Continuing with the Yale course from professor Douglas W. Rae, moves away from some of the economic discussion and moves towards a more real-world analysis of a corporate situation but looks at it in relation to capitalism in general.
There was another lecture between the previous one and this one that featured a guest lecturer Sharon Oster. It was a quality lecture but I found it a bit off focus for inclusion here (having less of a view on capitalism and more on MBA style business discussion). Nevertheless, it is a good lecture if the topic interests you. If you are indeed interested, you can see it here. It deals with barriers to success in the medical equipment field.
The Yale course description of this lecture explains the look at Polaroid and the mortal life cycle of a technology;

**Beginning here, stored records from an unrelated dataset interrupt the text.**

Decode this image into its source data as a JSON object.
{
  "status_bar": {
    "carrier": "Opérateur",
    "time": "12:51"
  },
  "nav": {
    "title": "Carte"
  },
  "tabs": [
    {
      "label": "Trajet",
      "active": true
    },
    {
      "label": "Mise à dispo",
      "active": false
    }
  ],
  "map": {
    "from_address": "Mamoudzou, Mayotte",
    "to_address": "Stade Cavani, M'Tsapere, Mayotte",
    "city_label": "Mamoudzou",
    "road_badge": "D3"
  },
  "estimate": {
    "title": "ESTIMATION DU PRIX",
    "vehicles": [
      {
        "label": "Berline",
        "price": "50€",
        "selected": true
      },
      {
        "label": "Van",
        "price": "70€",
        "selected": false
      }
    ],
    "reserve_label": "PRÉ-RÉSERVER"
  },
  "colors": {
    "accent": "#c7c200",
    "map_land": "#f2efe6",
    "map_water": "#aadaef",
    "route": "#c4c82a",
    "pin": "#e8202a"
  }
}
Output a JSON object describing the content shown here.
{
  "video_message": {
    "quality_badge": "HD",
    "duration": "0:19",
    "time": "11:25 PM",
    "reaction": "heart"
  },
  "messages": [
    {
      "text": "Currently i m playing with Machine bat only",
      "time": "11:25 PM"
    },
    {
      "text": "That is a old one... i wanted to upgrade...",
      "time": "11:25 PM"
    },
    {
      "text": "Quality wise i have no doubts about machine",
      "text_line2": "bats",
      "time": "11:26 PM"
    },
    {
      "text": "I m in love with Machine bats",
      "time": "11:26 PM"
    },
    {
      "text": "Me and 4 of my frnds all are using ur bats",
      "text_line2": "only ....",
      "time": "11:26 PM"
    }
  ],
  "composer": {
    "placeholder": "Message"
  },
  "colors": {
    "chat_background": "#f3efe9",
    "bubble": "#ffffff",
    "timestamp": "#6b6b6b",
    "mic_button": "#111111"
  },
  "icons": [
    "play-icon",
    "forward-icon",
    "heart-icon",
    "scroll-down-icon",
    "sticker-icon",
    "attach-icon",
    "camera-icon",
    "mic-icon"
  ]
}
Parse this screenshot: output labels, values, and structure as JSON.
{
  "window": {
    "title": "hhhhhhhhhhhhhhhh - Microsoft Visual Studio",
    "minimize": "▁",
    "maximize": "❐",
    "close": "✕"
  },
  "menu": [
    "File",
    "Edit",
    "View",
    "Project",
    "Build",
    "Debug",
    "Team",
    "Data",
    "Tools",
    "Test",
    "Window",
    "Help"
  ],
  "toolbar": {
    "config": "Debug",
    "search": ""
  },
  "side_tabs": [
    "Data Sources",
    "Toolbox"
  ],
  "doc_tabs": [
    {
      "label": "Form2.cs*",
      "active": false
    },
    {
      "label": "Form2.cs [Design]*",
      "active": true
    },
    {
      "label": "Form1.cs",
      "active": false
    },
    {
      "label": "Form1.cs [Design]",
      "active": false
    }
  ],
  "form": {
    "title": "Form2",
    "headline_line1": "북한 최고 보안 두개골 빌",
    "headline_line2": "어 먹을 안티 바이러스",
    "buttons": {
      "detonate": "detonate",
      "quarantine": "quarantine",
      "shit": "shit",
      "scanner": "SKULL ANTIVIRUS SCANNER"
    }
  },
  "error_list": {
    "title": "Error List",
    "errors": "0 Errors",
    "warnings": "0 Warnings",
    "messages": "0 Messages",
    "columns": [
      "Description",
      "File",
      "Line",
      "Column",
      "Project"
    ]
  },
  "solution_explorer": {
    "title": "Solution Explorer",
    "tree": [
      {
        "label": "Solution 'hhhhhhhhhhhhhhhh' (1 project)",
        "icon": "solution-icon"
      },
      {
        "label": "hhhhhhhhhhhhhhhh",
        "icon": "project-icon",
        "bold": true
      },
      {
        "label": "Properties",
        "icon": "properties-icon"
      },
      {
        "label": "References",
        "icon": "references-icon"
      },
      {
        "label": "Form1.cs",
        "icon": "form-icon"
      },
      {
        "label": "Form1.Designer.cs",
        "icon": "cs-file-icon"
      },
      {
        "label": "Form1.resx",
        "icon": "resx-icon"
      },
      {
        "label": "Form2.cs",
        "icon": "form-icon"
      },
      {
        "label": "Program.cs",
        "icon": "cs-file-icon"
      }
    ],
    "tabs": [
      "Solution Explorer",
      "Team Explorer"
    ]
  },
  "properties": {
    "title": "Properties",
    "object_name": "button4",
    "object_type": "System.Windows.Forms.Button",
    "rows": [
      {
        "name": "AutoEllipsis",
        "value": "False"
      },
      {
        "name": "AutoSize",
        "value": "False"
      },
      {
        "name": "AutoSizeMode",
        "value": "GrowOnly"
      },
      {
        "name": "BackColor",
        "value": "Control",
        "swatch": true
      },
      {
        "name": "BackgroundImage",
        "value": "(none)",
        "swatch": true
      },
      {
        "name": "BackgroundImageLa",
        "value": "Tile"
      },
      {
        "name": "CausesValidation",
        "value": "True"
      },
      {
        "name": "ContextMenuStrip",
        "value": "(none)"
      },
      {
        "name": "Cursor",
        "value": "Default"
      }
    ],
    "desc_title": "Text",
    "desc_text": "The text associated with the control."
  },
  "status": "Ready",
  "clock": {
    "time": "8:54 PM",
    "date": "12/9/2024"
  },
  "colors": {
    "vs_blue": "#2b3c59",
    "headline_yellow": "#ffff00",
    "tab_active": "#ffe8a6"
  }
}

Professor Rae uses the case of Polaroid cameras to highlight key features of the capitalist system. Polaroid's business model, corporate culture, and firm trajectory are discussed. Important firm decisions are analyzed, including product offerings and mergers. Professor Rae explores factors that led to Polaroid's demise, including the company's relentless focus on scientific innovation at the expense of market research and product development. Polaroid was unable to keep up with market changes, such as the advent of the one-hour photo processing and the revolution in digital photography.